Honda’s Innovative Noise-Cancelling Technology for Quieter Car Rides

Electric vehicles have highlighted that car tires are a significant source of unwanted cabin noise. Honda has devised a clever solution – hidden resonators that function similarly to noise-canceling headphones to eliminate tire noise.
Tires, made of rubber and filled with air, generate sound at specific frequencies when they make contact with the road, akin to a basketball hitting the ground. Honda’s engineers have identified these frequencies and developed passive resonators that are installed on the wheel rim inside the tire, effectively neutralizing the unwanted noise by addressing the air movement within the tire.
In the 2024 Corvette E-Ray, you can experience this technology on the track. Tires are essentially hollow rubber chambers filled with air, continuously interacting with the road surface. The noise produced within a tire, known as pipe resonance, travels through the suspension system and into the vehicle’s cabin, causing the audible tire noise passengers hear.
Honda’s innovative approach uses the principle of Helmholtz resonance—similar to the sound produced when blowing across an empty bottle—to design a resonator that encircles the wheel, generating a frequency to counteract the tire noise caused by air movement inside the tire.

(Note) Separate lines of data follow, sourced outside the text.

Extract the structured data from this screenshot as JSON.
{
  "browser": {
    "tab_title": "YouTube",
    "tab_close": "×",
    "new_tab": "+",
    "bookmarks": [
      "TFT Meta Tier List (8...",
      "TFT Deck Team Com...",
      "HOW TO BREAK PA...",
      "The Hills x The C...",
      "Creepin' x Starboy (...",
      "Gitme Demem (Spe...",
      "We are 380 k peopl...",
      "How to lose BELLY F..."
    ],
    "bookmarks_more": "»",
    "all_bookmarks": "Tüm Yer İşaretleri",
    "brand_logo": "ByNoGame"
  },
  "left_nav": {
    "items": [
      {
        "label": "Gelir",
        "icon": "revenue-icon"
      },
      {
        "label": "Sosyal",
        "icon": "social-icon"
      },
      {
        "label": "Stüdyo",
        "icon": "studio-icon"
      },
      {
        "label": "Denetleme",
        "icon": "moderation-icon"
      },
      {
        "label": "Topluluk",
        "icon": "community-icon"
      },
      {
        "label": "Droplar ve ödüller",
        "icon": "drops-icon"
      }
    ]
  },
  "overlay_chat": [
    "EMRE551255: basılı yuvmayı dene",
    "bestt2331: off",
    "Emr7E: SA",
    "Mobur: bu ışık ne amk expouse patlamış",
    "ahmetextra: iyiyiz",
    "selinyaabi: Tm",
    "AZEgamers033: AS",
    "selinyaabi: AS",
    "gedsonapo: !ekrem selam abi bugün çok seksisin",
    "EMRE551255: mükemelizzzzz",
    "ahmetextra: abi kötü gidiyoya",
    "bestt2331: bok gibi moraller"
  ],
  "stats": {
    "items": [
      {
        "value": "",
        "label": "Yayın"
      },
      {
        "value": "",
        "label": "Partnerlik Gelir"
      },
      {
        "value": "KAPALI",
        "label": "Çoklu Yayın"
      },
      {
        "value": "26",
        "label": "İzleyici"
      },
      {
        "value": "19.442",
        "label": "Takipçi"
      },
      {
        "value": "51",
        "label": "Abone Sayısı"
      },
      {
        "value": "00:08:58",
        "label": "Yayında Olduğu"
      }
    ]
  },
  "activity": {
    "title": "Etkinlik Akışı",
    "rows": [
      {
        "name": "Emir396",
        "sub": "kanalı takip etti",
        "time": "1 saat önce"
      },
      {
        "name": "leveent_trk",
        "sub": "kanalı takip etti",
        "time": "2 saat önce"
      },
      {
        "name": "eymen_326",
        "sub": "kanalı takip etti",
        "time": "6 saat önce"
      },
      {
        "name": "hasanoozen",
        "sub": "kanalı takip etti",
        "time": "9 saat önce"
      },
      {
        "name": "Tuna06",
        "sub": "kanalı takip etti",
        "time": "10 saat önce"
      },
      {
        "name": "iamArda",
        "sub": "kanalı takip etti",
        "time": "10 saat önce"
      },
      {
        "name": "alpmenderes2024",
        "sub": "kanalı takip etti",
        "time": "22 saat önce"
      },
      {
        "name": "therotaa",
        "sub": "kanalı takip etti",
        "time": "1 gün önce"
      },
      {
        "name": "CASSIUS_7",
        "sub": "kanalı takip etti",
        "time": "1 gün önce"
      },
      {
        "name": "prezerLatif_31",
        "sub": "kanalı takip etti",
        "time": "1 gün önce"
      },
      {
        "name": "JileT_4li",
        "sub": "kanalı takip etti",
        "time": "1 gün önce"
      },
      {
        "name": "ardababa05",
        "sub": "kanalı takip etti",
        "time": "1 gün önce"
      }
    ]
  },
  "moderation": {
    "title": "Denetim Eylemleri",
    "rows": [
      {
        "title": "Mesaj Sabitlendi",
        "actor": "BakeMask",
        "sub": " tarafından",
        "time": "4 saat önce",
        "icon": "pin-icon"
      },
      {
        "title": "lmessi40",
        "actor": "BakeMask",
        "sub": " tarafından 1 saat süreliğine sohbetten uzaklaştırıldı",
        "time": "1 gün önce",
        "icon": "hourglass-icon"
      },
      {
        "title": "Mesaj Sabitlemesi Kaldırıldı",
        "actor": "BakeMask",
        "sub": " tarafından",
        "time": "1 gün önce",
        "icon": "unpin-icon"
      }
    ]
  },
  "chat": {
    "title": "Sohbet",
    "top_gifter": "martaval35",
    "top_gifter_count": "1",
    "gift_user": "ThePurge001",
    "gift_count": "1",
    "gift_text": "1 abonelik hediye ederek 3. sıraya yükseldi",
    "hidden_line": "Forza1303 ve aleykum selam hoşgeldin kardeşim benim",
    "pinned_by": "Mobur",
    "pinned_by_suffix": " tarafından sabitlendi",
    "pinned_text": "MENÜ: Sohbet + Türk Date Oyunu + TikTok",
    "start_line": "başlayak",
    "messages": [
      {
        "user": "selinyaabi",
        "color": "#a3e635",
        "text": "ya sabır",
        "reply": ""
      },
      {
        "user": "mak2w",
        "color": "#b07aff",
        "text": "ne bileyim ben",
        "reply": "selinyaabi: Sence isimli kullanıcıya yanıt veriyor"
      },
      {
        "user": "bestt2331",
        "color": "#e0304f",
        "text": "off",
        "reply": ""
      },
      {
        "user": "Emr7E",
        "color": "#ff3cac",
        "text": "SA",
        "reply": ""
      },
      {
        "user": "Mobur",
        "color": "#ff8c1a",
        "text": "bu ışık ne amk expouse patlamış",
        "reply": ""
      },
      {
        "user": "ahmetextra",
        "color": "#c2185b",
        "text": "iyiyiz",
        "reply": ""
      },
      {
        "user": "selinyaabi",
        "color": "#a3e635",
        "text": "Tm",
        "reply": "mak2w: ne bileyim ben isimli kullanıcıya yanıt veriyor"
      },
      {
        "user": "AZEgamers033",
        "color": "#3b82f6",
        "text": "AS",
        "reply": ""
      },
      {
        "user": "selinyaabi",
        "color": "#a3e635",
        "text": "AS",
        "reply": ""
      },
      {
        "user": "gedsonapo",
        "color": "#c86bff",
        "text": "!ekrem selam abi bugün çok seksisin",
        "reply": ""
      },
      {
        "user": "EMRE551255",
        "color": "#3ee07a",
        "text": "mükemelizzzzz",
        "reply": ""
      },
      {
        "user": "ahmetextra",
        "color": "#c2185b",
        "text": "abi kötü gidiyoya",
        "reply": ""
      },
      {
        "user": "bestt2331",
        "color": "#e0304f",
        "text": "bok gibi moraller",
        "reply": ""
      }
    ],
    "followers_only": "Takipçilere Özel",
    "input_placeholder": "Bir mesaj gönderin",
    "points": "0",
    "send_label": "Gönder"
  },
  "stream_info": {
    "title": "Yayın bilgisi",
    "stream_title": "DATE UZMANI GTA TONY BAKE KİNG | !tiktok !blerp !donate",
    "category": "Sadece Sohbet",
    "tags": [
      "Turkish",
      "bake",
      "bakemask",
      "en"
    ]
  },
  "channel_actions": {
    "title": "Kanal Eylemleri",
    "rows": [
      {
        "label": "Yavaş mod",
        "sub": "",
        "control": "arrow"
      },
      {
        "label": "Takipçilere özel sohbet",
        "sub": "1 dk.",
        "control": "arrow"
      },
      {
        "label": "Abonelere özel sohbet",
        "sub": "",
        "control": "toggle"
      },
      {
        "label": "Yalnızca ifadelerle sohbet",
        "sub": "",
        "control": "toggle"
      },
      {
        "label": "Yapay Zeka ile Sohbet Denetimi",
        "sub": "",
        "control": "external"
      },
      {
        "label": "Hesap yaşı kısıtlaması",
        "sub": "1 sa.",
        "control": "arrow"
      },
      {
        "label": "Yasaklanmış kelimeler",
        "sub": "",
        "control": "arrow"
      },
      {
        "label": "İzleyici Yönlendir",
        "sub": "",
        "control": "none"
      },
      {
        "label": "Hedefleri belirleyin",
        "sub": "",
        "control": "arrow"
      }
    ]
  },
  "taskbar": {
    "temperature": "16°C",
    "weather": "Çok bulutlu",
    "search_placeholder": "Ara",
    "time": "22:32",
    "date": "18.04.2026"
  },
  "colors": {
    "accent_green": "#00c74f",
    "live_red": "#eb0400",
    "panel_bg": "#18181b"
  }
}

Honda asserts that their noise-reducing wheels significantly diminish tire noise inside the cabin. The resonators, crafted from lightweight resin, are secured to the wheel with the help of centrifugal force and can endure forces up to 1,500 times that of gravity during high-speed driving. This design also minimizes unsprung weight, enhancing driving pleasure. First introduced in 2010, Honda’s practical noise-reducing resonator has since evolved into a second-generation version, which is half the weight of its predecessor.